*Exercise details*
Every entry below should be repeated exactly; the pictures should not.

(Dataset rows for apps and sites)
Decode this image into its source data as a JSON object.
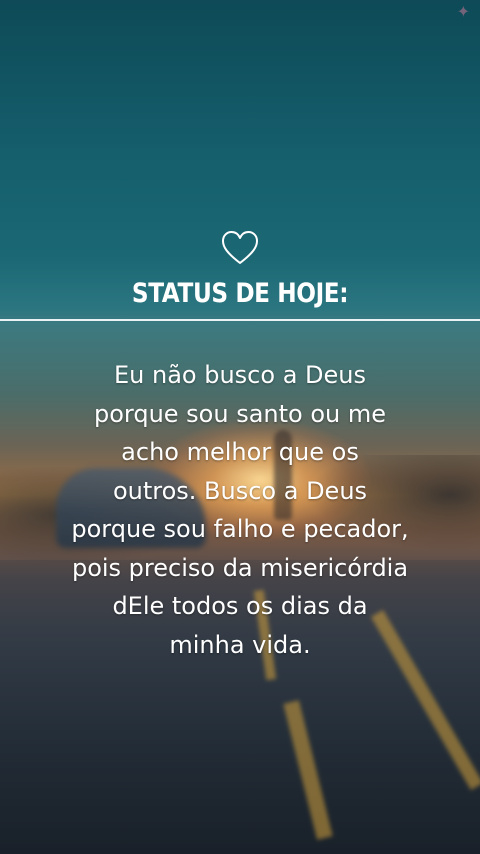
{
  "title": "STATUS DE HOJE:",
  "quote_lines": [
    "Eu não busco a Deus",
    "porque sou santo ou me",
    "acho melhor que os",
    "outros. Busco a Deus",
    "porque sou falho e pecador,",
    "pois preciso da misericórdia",
    "dEle todos os dias da",
    "minha vida."
  ],
  "icons": {
    "heart": "heart-outline-icon",
    "corner": "sparkle-icon"
  },
  "colors": {
    "text": "#ffffff",
    "sky_top": "#0e4a57",
    "sunset": "#f5aa5a"
  }
}
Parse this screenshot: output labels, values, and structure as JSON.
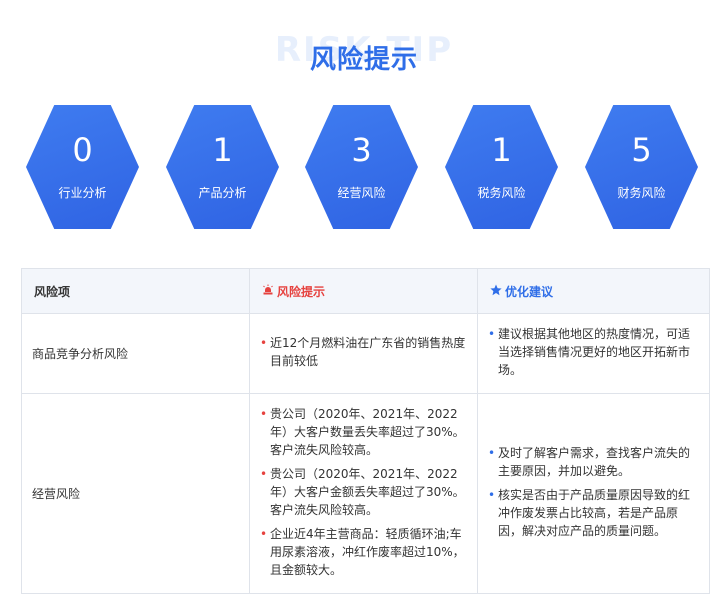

*Finished exercise*
Decode this image into its source data as a JSON object.
{
  "title": "STATUS DE HOJE:",
  "quote_lines": [
    "Eu não busco a Deus",
    "porque sou santo ou me",
    "acho melhor que os",
    "outros. Busco a Deus",
    "porque sou falho e pecador,",
    "pois preciso da misericórdia",
    "dEle todos os dias da",
    "minha vida."
  ],
  "icons": {
    "heart": "heart-outline-icon",
    "corner": "sparkle-icon"
  },
  "colors": {
    "text": "#ffffff",
    "sky_top": "#0e4a57",
    "sunset": "#f5aa5a"
  }
}
Parse this screenshot: output labels, values, and structure as JSON.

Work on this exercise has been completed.